[EXERCISE]
Restate, word for word, each entry that follows, but skip its pictures.

[RECORDS FOR THIS EXERCISE]
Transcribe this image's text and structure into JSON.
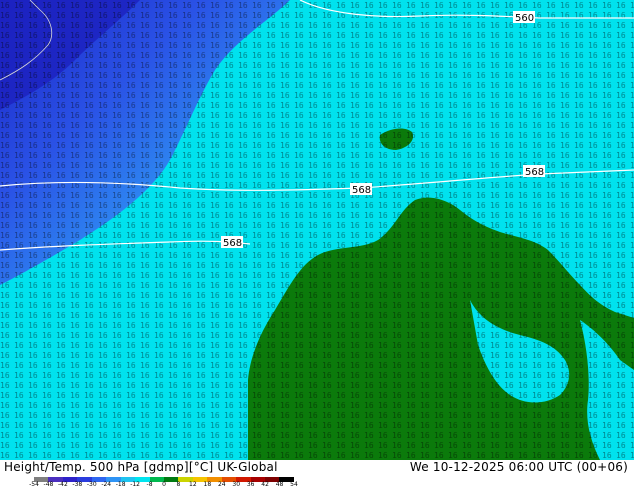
{
  "map": {
    "title_left": "Height/Temp. 500 hPa [gdmp][°C] UK-Global",
    "title_right": "We 10-12-2025 06:00 UTC (00+06)",
    "contour_labels": [
      "560",
      "568",
      "568",
      "568"
    ],
    "colorbar": {
      "labels": [
        "-54",
        "-48",
        "-42",
        "-38",
        "-30",
        "-24",
        "-18",
        "-12",
        "-8",
        "0",
        "8",
        "12",
        "18",
        "24",
        "30",
        "36",
        "42",
        "48",
        "54"
      ],
      "colors": [
        "#7f7f7f",
        "#4b2fbf",
        "#2e22c9",
        "#2a3cde",
        "#2f66f0",
        "#2f94f5",
        "#1fc4f0",
        "#00e5ef",
        "#00b94f",
        "#007a12",
        "#cbd400",
        "#f6c500",
        "#f28f00",
        "#e44d00",
        "#d11800",
        "#a60000",
        "#7d0000",
        "#000000"
      ]
    },
    "colors": {
      "ocean_cyan": "#00e2ee",
      "land_green": "#0b7a0b",
      "deep_blue": "#1d2fc9",
      "mid_blue": "#2f78ef",
      "contour_white": "#ffffff"
    }
  }
}
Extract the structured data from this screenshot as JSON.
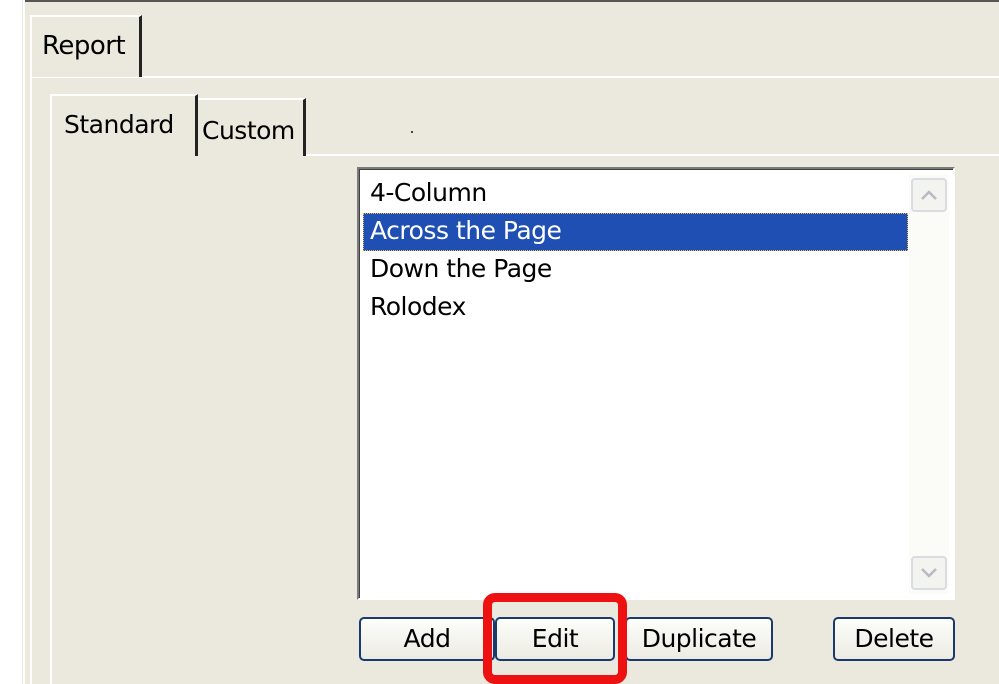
{
  "tabs": {
    "outer": [
      {
        "label": "Report"
      }
    ],
    "inner": [
      {
        "label": "Standard"
      },
      {
        "label": "Custom"
      }
    ]
  },
  "list": {
    "items": [
      {
        "label": "4-Column"
      },
      {
        "label": "Across the Page"
      },
      {
        "label": "Down the Page"
      },
      {
        "label": "Rolodex"
      }
    ],
    "selected_index": 1
  },
  "buttons": {
    "add": "Add",
    "edit": "Edit",
    "duplicate": "Duplicate",
    "delete": "Delete"
  },
  "highlight": {
    "target": "edit-button",
    "color": "#ee1111"
  },
  "colors": {
    "dialog_bg": "#ebe9dd",
    "selection_bg": "#1f4fb3",
    "button_border": "#1a3a6e"
  },
  "icons": {
    "scroll_up": "chevron-up-icon",
    "scroll_down": "chevron-down-icon"
  }
}
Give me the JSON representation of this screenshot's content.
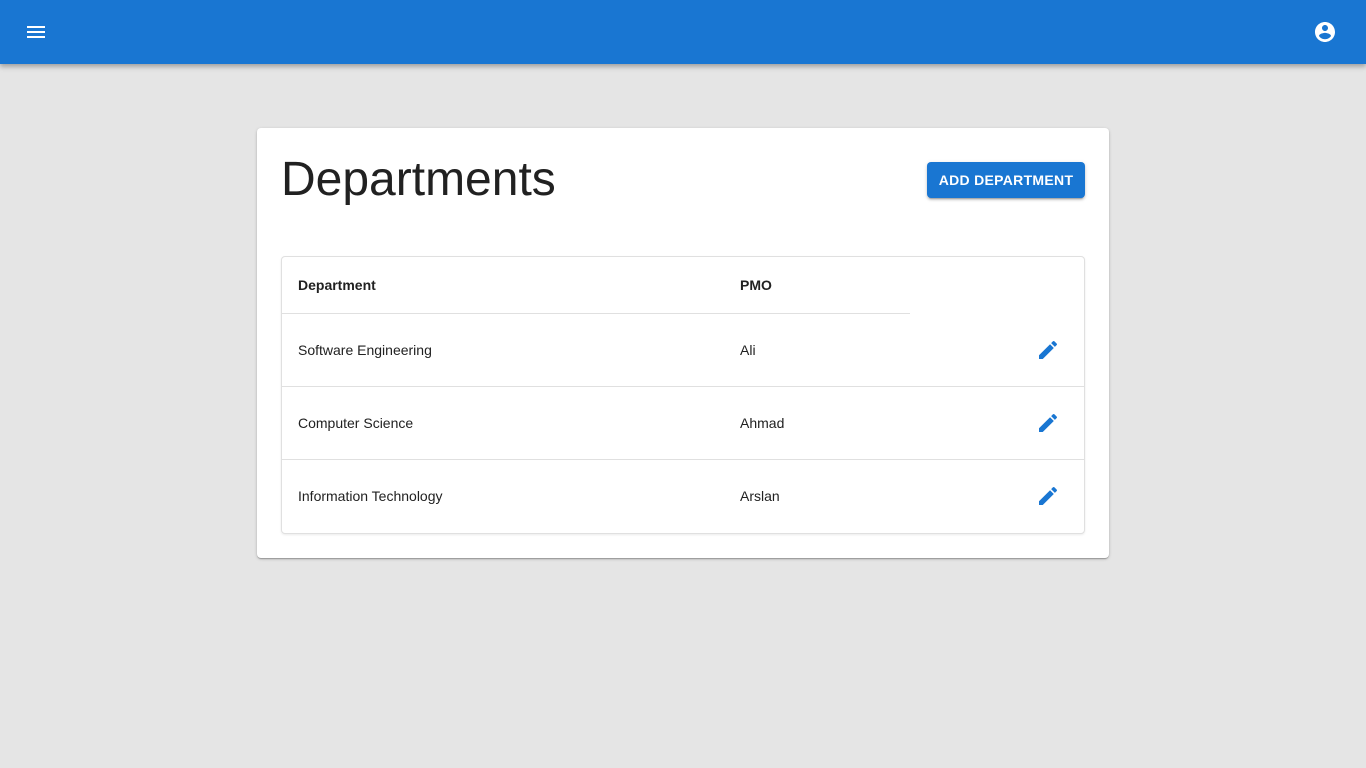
{
  "appbar": {
    "menu_icon": "menu-icon",
    "account_icon": "account-circle-icon",
    "color": "#1976d2"
  },
  "page": {
    "title": "Departments",
    "add_button_label": "ADD DEPARTMENT"
  },
  "table": {
    "columns": [
      "Department",
      "PMO"
    ],
    "rows": [
      {
        "department": "Software Engineering",
        "pmo": "Ali",
        "action_icon": "edit-icon"
      },
      {
        "department": "Computer Science",
        "pmo": "Ahmad",
        "action_icon": "edit-icon"
      },
      {
        "department": "Information Technology",
        "pmo": "Arslan",
        "action_icon": "edit-icon"
      }
    ]
  }
}
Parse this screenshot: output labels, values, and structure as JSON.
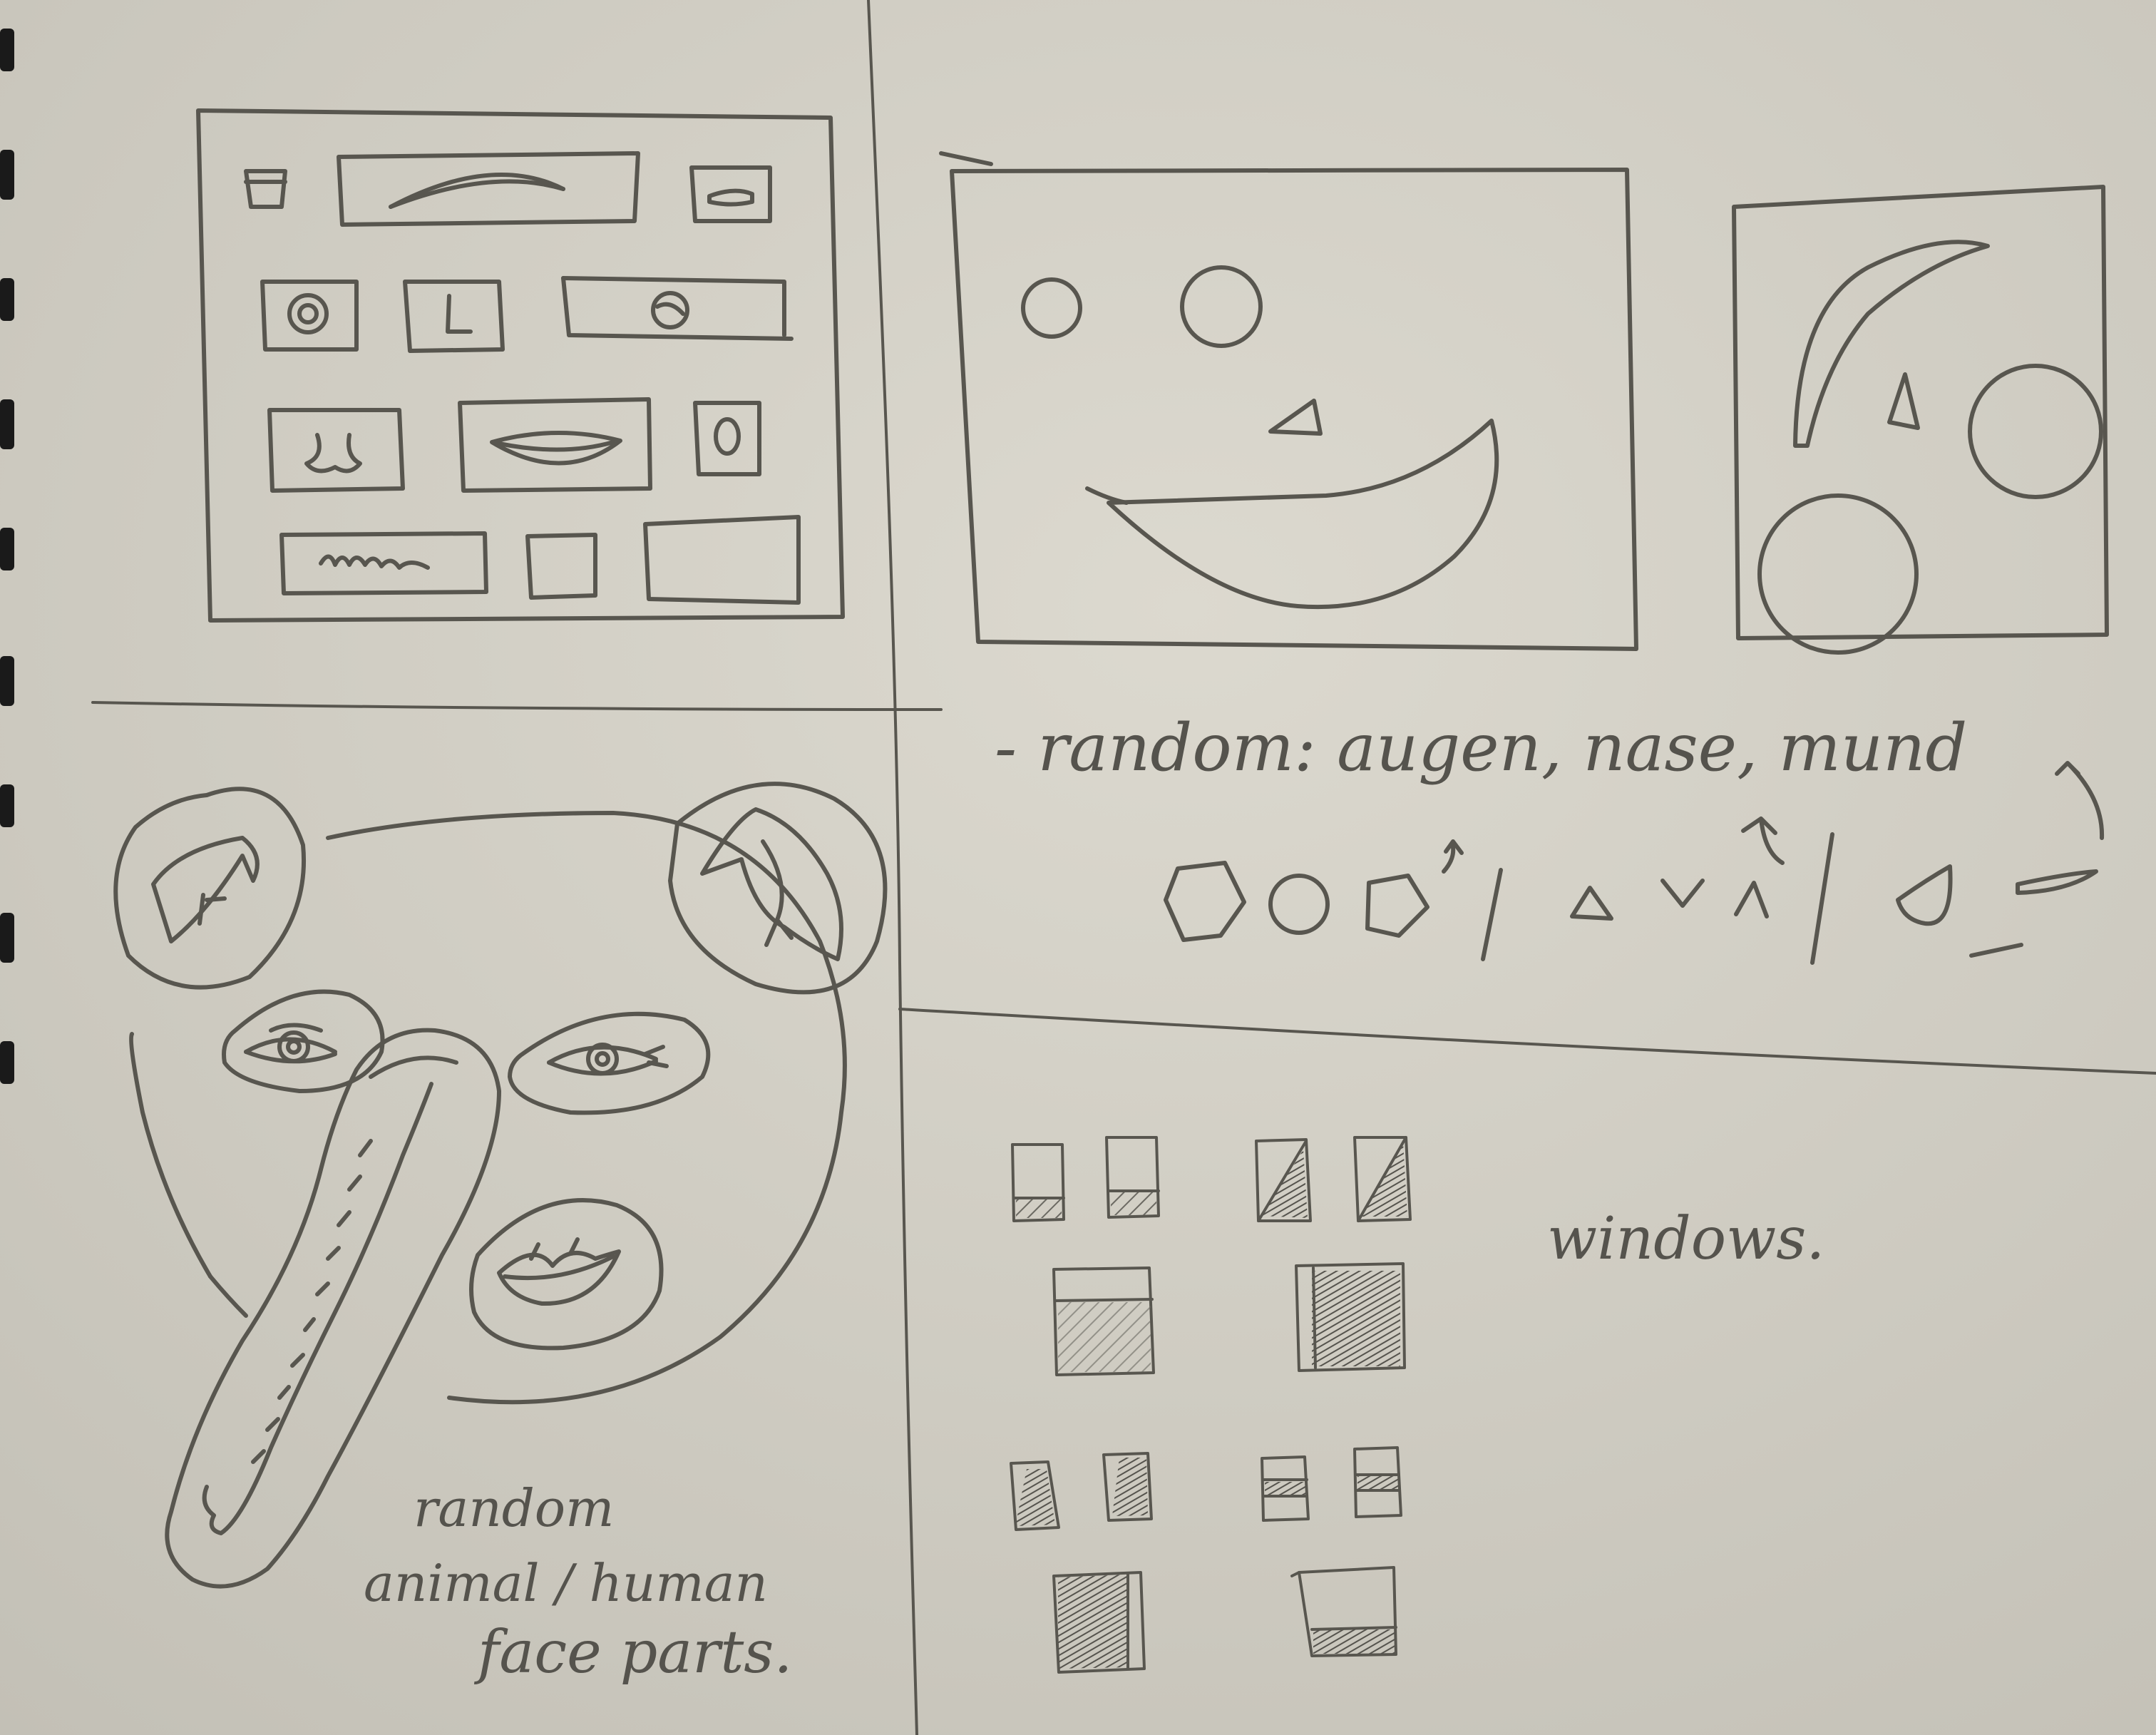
{
  "notes": {
    "random_features": "- random: augen, nase, mund",
    "face_parts_line1": "random",
    "face_parts_line2": "animal / human",
    "face_parts_line3": "face parts.",
    "windows": "windows."
  },
  "colors": {
    "paper": "#d3d0c6",
    "pencil": "#58564f",
    "binding": "#1a1a1a"
  }
}
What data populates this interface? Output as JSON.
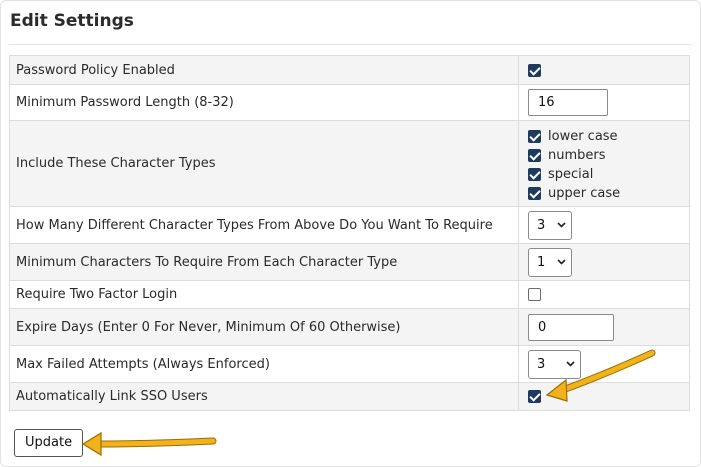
{
  "panel": {
    "title": "Edit Settings"
  },
  "settings": {
    "password_policy": {
      "label": "Password Policy Enabled",
      "checked": true
    },
    "min_length": {
      "label": "Minimum Password Length (8-32)",
      "value": "16"
    },
    "char_types": {
      "label": "Include These Character Types",
      "options": [
        {
          "label": "lower case",
          "checked": true
        },
        {
          "label": "numbers",
          "checked": true
        },
        {
          "label": "special",
          "checked": true
        },
        {
          "label": "upper case",
          "checked": true
        }
      ]
    },
    "require_types": {
      "label": "How Many Different Character Types From Above Do You Want To Require",
      "value": "3"
    },
    "min_each": {
      "label": "Minimum Characters To Require From Each Character Type",
      "value": "1"
    },
    "two_factor": {
      "label": "Require Two Factor Login",
      "checked": false
    },
    "expire_days": {
      "label": "Expire Days (Enter 0 For Never, Minimum Of 60 Otherwise)",
      "value": "0"
    },
    "max_failed": {
      "label": "Max Failed Attempts (Always Enforced)",
      "value": "3"
    },
    "link_sso": {
      "label": "Automatically Link SSO Users",
      "checked": true
    }
  },
  "actions": {
    "update_label": "Update"
  },
  "annotations": {
    "arrow_color": "#f2b21b",
    "arrow_outline": "#9a6e00"
  }
}
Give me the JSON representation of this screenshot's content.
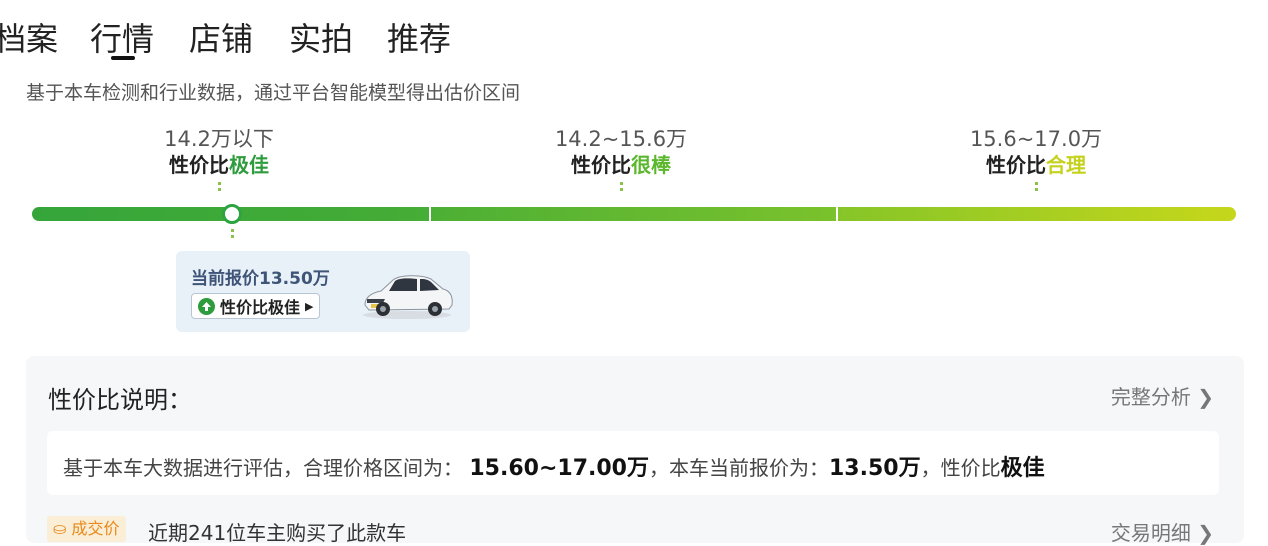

[SOLUTION TO THE PROBLEM]
Transcribe this image's text and structure into JSON.
{
  "map": {
    "title_left": "Height/Temp. 500 hPa [gdmp][°C] UK-Global",
    "title_right": "We 10-12-2025 06:00 UTC (00+06)",
    "contour_labels": [
      "560",
      "568",
      "568",
      "568"
    ],
    "colorbar": {
      "labels": [
        "-54",
        "-48",
        "-42",
        "-38",
        "-30",
        "-24",
        "-18",
        "-12",
        "-8",
        "0",
        "8",
        "12",
        "18",
        "24",
        "30",
        "36",
        "42",
        "48",
        "54"
      ],
      "colors": [
        "#7f7f7f",
        "#4b2fbf",
        "#2e22c9",
        "#2a3cde",
        "#2f66f0",
        "#2f94f5",
        "#1fc4f0",
        "#00e5ef",
        "#00b94f",
        "#007a12",
        "#cbd400",
        "#f6c500",
        "#f28f00",
        "#e44d00",
        "#d11800",
        "#a60000",
        "#7d0000",
        "#000000"
      ]
    },
    "colors": {
      "ocean_cyan": "#00e2ee",
      "land_green": "#0b7a0b",
      "deep_blue": "#1d2fc9",
      "mid_blue": "#2f78ef",
      "contour_white": "#ffffff"
    }
  }
}
Extract the structured data from this screenshot as JSON.
{
  "tabs": {
    "outer": [
      {
        "label": "Report"
      }
    ],
    "inner": [
      {
        "label": "Standard"
      },
      {
        "label": "Custom"
      }
    ]
  },
  "list": {
    "items": [
      {
        "label": "4-Column"
      },
      {
        "label": "Across the Page"
      },
      {
        "label": "Down the Page"
      },
      {
        "label": "Rolodex"
      }
    ],
    "selected_index": 1
  },
  "buttons": {
    "add": "Add",
    "edit": "Edit",
    "duplicate": "Duplicate",
    "delete": "Delete"
  },
  "highlight": {
    "target": "edit-button",
    "color": "#ee1111"
  },
  "colors": {
    "dialog_bg": "#ebe9dd",
    "selection_bg": "#1f4fb3",
    "button_border": "#1a3a6e"
  },
  "icons": {
    "scroll_up": "chevron-up-icon",
    "scroll_down": "chevron-down-icon"
  }
}
Give me the JSON representation of this screenshot's content.
{
  "appbar": {
    "menu_icon": "menu-icon",
    "account_icon": "account-circle-icon",
    "color": "#1976d2"
  },
  "page": {
    "title": "Departments",
    "add_button_label": "ADD DEPARTMENT"
  },
  "table": {
    "columns": [
      "Department",
      "PMO"
    ],
    "rows": [
      {
        "department": "Software Engineering",
        "pmo": "Ali",
        "action_icon": "edit-icon"
      },
      {
        "department": "Computer Science",
        "pmo": "Ahmad",
        "action_icon": "edit-icon"
      },
      {
        "department": "Information Technology",
        "pmo": "Arslan",
        "action_icon": "edit-icon"
      }
    ]
  }
}
Parse this screenshot: output labels, values, and structure as JSON.
{
  "notes": {
    "random_features": "- random: augen, nase, mund",
    "face_parts_line1": "random",
    "face_parts_line2": "animal / human",
    "face_parts_line3": "face parts.",
    "windows": "windows."
  },
  "colors": {
    "paper": "#d3d0c6",
    "pencil": "#58564f",
    "binding": "#1a1a1a"
  }
}
What data populates this interface? Output as JSON.
{
  "panel": {
    "title": "Edit Settings"
  },
  "settings": {
    "password_policy": {
      "label": "Password Policy Enabled",
      "checked": true
    },
    "min_length": {
      "label": "Minimum Password Length (8-32)",
      "value": "16"
    },
    "char_types": {
      "label": "Include These Character Types",
      "options": [
        {
          "label": "lower case",
          "checked": true
        },
        {
          "label": "numbers",
          "checked": true
        },
        {
          "label": "special",
          "checked": true
        },
        {
          "label": "upper case",
          "checked": true
        }
      ]
    },
    "require_types": {
      "label": "How Many Different Character Types From Above Do You Want To Require",
      "value": "3"
    },
    "min_each": {
      "label": "Minimum Characters To Require From Each Character Type",
      "value": "1"
    },
    "two_factor": {
      "label": "Require Two Factor Login",
      "checked": false
    },
    "expire_days": {
      "label": "Expire Days (Enter 0 For Never, Minimum Of 60 Otherwise)",
      "value": "0"
    },
    "max_failed": {
      "label": "Max Failed Attempts (Always Enforced)",
      "value": "3"
    },
    "link_sso": {
      "label": "Automatically Link SSO Users",
      "checked": true
    }
  },
  "actions": {
    "update_label": "Update"
  },
  "annotations": {
    "arrow_color": "#f2b21b",
    "arrow_outline": "#9a6e00"
  }
}
Give me the JSON representation of this screenshot's content.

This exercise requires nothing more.